• **Exercise**: Find every line below with the word "image" in it, and copy each one.

• **Extracted material**:
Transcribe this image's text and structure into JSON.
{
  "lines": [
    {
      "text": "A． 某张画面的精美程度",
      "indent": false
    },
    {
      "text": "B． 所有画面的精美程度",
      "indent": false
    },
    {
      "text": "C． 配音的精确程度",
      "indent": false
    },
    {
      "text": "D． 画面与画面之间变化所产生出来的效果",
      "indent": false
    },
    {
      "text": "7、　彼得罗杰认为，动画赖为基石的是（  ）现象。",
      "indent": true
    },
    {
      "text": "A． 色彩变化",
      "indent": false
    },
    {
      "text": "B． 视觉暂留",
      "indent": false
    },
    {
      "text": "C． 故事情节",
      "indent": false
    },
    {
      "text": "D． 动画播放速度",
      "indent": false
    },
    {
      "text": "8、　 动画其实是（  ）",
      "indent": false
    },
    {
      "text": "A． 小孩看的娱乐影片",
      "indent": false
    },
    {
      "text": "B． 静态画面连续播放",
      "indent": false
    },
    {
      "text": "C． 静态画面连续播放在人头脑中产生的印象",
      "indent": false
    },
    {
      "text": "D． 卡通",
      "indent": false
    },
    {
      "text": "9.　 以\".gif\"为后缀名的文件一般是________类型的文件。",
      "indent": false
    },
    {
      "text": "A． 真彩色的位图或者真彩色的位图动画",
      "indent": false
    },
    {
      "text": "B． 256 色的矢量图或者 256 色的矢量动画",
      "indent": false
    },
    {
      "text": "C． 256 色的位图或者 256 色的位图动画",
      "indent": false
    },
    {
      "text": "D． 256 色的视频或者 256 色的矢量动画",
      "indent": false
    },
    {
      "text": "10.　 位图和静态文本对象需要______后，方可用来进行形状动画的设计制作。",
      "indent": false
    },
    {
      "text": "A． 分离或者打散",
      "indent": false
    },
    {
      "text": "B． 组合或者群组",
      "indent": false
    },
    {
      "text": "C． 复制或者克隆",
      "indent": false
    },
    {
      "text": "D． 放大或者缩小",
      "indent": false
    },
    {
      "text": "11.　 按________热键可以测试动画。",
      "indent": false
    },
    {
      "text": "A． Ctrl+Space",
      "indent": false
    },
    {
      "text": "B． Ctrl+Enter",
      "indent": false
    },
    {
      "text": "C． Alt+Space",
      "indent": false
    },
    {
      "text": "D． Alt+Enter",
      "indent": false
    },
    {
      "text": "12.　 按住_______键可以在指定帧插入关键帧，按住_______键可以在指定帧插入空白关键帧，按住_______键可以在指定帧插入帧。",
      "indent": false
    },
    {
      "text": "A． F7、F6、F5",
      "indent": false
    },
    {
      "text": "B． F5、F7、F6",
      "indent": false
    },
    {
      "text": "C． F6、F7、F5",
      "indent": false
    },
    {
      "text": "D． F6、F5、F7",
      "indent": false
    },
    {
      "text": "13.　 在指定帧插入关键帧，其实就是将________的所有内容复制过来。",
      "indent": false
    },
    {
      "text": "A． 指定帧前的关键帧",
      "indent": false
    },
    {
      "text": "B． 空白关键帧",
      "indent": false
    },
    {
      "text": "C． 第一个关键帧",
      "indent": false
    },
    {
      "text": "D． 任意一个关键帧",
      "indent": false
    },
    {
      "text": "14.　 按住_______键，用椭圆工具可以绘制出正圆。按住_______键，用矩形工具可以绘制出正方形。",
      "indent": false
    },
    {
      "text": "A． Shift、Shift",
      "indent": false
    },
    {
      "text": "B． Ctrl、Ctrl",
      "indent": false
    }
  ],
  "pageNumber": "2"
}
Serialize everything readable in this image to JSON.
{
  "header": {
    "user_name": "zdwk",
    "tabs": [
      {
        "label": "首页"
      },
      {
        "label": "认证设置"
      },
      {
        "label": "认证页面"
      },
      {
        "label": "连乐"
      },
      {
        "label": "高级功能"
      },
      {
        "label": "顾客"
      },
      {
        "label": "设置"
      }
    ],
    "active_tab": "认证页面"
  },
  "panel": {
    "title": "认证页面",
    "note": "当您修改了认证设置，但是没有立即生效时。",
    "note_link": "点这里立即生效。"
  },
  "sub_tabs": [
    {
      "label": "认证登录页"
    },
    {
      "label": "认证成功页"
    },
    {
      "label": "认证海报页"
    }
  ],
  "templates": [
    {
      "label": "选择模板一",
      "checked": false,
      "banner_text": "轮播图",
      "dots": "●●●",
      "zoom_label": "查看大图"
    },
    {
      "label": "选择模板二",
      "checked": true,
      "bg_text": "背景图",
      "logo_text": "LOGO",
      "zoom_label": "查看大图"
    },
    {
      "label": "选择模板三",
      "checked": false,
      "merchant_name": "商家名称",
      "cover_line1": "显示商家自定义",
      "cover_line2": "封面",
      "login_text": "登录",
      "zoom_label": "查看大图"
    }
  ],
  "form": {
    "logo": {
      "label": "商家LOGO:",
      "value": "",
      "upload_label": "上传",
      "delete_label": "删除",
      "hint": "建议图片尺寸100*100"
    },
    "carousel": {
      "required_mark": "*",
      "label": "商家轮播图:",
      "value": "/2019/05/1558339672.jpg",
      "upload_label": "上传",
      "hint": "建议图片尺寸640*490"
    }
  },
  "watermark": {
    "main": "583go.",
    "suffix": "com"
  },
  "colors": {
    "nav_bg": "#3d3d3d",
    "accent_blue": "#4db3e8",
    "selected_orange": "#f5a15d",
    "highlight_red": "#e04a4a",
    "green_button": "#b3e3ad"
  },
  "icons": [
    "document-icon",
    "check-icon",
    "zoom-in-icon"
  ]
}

• **Response box**:
Transcribe this image's text and structure into JSON.
Serialize everything readable in this image to JSON.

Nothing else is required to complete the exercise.